● WHAT THE EXERCISE ASKS: Go through the material line by line. Say how many lines contain the word "army", and give nothing more.

● RECORDS TO PROCESS:
-----

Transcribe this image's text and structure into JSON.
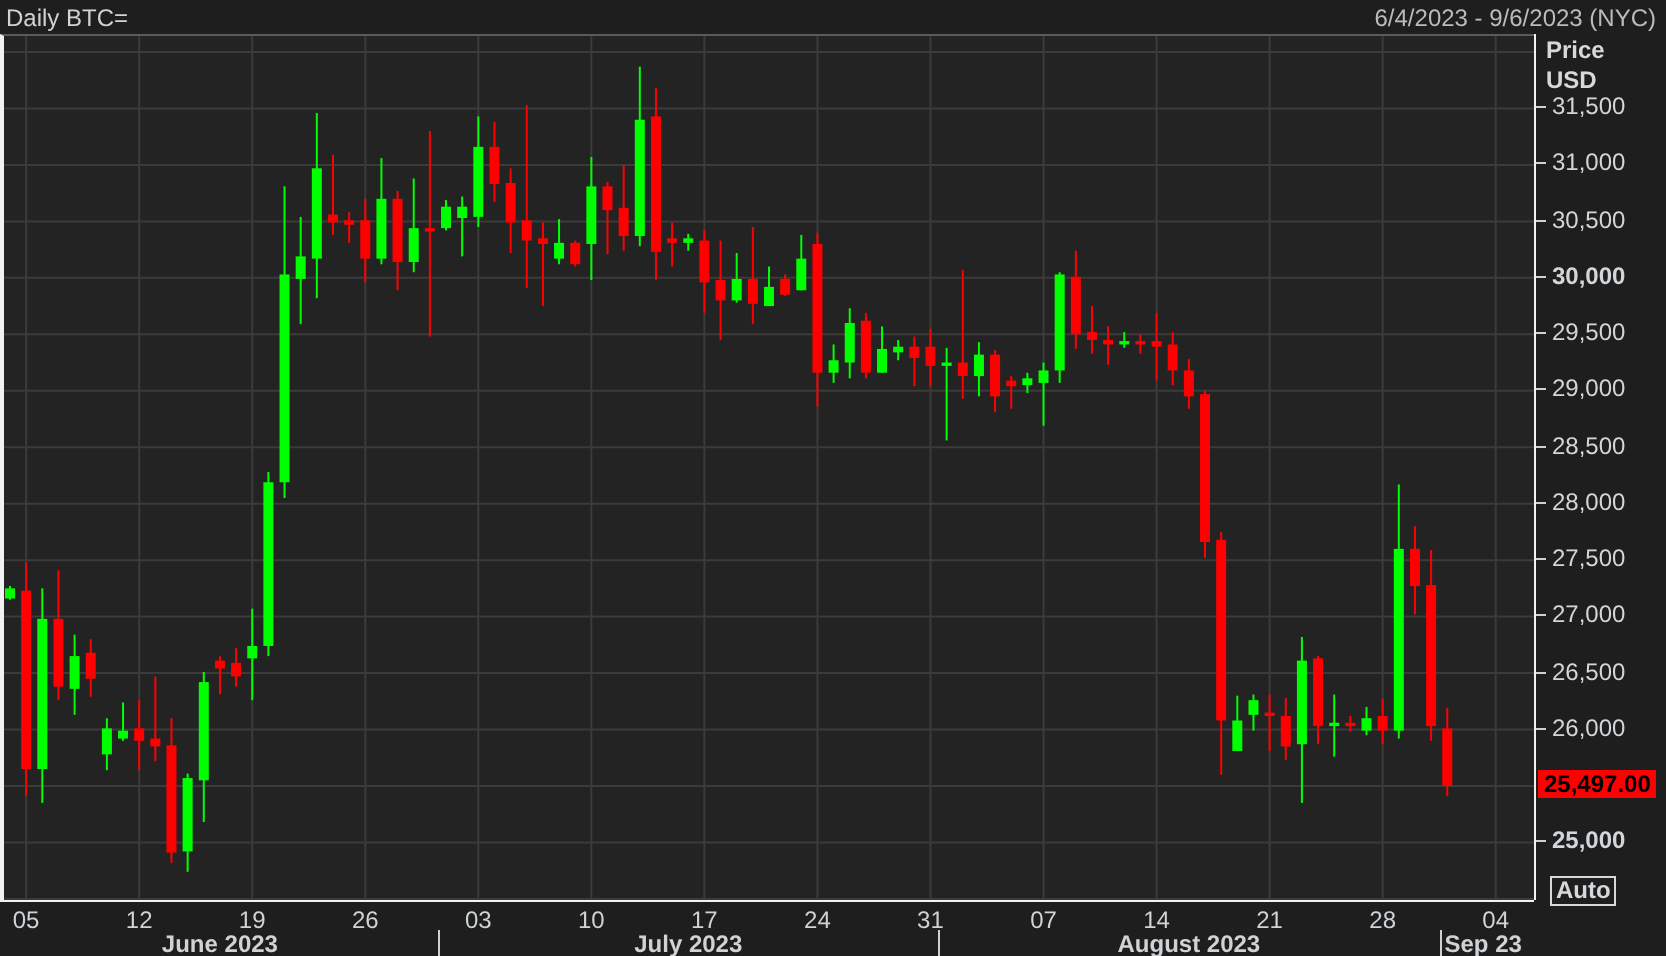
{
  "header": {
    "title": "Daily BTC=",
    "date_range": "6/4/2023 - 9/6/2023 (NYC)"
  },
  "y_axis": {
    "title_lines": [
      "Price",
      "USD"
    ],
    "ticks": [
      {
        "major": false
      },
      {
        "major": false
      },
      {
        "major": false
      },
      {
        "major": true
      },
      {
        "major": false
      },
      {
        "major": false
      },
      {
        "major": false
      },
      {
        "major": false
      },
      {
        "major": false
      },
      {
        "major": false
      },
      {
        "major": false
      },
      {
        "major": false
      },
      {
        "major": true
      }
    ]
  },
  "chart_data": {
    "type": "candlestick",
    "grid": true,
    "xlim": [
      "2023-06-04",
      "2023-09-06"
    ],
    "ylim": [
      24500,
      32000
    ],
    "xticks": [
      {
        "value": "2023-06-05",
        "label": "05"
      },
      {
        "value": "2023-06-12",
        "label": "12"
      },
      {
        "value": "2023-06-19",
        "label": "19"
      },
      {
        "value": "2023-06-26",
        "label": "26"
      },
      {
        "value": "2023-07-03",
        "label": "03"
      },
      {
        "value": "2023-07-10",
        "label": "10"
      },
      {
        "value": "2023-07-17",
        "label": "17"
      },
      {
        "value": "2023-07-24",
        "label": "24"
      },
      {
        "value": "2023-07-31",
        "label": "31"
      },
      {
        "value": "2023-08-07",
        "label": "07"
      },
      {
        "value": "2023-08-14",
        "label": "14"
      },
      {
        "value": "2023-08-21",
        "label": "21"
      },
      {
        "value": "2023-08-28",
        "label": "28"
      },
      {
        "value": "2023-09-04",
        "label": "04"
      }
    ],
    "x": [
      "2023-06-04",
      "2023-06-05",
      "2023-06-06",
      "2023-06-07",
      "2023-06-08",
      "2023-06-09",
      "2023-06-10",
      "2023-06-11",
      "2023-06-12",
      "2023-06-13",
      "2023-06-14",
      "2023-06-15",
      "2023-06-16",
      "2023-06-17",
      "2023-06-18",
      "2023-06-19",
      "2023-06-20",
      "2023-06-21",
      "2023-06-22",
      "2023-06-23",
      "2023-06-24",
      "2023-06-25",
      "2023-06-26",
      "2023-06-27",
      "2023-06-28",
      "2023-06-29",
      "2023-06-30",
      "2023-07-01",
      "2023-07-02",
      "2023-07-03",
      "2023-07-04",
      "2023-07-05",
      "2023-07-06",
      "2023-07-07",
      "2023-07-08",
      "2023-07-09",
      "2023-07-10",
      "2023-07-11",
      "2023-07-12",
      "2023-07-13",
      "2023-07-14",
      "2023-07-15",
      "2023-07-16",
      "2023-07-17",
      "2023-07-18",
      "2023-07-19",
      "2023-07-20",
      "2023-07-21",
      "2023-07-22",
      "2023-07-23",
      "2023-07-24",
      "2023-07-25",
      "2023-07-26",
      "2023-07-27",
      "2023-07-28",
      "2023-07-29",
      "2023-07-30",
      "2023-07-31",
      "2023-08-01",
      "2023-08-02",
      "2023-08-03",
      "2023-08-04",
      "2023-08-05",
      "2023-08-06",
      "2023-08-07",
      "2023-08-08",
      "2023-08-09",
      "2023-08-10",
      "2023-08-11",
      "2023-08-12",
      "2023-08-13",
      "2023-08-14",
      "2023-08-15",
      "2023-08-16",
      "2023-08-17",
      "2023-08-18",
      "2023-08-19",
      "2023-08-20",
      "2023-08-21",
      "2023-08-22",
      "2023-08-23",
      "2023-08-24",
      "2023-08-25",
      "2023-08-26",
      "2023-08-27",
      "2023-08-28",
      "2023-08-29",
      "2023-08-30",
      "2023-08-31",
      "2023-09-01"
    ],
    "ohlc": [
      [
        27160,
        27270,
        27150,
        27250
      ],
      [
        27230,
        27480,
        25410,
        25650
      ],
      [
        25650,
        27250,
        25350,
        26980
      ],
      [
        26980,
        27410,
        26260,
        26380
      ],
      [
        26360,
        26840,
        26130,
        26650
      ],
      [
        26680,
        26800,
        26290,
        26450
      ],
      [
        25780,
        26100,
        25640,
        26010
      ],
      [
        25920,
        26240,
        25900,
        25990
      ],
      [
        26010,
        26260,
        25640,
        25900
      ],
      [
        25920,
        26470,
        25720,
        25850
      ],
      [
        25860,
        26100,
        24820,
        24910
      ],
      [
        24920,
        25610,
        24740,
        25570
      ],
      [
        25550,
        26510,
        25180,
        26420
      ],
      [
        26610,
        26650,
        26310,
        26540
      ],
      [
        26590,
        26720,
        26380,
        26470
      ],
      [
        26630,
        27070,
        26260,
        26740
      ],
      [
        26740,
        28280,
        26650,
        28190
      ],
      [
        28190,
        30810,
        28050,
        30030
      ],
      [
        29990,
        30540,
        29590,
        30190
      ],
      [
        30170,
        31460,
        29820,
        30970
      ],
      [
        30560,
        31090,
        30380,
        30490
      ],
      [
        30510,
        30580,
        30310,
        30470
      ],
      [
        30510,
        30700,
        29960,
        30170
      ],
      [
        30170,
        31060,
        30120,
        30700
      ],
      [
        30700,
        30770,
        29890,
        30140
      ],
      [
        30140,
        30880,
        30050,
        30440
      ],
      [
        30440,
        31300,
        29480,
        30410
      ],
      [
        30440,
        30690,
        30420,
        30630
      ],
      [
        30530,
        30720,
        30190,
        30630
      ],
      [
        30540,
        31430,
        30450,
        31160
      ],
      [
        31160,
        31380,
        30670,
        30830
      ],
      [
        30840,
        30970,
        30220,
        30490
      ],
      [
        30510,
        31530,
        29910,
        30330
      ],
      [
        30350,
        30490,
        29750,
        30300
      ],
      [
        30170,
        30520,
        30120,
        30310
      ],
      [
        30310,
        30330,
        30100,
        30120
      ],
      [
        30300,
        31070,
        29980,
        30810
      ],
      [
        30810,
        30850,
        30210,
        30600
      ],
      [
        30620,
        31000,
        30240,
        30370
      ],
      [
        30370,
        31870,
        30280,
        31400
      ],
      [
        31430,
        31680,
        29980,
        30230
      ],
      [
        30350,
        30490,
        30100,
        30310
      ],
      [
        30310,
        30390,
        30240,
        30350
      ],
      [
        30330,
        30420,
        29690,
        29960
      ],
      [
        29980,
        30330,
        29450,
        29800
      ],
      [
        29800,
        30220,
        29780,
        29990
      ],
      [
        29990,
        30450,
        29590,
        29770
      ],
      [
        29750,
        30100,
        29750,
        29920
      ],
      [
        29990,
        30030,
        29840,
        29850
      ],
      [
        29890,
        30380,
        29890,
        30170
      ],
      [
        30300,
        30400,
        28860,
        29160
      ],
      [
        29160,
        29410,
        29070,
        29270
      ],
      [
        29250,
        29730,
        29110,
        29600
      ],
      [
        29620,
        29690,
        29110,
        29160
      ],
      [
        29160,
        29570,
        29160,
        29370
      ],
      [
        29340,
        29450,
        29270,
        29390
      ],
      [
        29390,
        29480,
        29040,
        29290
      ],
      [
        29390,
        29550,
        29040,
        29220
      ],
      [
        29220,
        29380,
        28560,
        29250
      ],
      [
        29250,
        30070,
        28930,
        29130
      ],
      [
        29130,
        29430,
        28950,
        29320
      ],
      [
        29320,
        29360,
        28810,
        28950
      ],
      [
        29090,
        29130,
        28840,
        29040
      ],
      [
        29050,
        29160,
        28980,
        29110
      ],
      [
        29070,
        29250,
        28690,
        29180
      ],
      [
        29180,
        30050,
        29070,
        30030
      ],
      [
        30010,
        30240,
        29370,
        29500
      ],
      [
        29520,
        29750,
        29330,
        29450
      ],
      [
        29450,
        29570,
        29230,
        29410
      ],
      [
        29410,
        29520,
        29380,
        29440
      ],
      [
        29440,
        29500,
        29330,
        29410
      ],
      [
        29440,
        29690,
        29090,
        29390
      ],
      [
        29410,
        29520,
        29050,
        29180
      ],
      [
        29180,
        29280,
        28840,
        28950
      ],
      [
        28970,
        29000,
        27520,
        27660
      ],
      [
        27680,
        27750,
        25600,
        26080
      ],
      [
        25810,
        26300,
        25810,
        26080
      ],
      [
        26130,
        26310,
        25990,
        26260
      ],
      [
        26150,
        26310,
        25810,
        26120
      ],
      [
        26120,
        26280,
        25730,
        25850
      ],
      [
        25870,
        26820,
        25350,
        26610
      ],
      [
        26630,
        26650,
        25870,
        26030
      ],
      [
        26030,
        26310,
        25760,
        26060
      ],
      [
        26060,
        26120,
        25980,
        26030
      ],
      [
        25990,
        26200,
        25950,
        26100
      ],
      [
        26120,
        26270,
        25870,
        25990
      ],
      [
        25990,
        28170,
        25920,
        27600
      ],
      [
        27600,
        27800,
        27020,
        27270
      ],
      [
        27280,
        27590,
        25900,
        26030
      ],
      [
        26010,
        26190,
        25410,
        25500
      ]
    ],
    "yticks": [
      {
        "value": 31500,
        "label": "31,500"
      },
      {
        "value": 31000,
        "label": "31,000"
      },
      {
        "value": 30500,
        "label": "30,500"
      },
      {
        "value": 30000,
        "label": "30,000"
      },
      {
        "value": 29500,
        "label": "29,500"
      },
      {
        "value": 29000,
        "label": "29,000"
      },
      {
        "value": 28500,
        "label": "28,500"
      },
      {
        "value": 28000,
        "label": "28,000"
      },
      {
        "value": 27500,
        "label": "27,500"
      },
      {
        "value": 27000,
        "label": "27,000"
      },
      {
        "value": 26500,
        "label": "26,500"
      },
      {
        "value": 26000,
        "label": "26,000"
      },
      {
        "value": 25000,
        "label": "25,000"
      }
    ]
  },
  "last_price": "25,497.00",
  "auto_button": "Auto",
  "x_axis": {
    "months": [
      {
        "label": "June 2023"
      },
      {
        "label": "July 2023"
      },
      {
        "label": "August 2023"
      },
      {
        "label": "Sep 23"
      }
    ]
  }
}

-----

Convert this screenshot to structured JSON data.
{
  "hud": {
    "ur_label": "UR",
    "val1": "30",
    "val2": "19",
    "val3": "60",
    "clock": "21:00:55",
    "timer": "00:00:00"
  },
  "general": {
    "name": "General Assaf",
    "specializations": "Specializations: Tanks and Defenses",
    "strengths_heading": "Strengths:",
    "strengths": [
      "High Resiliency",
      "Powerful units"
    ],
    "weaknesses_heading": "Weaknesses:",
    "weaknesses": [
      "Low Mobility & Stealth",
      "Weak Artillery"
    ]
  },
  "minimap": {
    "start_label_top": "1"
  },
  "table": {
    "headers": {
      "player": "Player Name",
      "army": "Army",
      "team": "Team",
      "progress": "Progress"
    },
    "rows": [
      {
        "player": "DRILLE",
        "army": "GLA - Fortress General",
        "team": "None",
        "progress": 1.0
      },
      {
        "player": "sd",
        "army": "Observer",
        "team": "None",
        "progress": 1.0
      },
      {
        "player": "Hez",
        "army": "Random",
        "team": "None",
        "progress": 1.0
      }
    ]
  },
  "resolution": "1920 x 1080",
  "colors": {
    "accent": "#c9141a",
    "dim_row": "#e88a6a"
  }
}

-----

● COMPLETED EXERCISE: 4